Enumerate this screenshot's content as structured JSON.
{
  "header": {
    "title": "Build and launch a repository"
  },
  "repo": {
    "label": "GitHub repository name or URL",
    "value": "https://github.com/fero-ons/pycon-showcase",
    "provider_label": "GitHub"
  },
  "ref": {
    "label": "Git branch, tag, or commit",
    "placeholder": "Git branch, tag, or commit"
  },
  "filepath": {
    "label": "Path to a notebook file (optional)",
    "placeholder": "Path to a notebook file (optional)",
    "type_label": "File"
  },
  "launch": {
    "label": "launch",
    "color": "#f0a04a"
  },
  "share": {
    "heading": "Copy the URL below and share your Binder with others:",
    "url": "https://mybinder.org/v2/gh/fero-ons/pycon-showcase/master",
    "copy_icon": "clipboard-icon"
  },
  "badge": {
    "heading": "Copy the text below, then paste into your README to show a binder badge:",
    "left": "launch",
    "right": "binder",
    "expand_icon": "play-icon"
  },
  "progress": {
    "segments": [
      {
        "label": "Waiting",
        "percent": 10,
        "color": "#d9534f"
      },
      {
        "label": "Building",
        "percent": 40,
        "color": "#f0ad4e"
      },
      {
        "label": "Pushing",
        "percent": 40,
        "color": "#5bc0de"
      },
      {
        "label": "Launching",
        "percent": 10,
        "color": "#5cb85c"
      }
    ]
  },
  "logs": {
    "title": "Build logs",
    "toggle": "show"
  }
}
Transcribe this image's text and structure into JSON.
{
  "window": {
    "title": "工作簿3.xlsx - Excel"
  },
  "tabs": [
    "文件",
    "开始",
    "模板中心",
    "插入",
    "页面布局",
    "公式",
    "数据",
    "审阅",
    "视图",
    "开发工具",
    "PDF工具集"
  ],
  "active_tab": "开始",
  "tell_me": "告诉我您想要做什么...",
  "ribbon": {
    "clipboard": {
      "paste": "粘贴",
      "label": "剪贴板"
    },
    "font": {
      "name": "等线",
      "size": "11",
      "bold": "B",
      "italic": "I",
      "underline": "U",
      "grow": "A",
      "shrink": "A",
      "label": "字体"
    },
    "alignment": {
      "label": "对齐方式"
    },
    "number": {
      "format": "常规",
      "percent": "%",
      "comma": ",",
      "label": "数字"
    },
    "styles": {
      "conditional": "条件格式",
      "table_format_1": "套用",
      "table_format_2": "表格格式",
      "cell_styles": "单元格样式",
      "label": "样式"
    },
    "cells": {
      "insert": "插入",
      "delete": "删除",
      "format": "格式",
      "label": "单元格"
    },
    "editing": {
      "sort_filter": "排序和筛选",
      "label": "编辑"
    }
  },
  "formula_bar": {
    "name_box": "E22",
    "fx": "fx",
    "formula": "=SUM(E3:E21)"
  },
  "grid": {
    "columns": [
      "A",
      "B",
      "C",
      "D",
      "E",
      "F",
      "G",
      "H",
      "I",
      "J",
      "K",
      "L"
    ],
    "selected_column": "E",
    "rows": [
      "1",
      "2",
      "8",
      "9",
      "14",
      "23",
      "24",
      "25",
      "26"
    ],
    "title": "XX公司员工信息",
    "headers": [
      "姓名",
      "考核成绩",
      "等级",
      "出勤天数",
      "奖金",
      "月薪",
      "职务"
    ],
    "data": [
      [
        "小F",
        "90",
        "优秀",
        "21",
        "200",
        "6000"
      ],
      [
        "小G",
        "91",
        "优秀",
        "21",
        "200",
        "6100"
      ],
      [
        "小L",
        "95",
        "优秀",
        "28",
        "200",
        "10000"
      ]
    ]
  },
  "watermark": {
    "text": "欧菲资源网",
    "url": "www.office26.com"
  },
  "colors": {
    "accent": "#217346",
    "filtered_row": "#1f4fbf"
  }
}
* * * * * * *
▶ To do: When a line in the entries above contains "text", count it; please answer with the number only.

▶ Solved problem: 3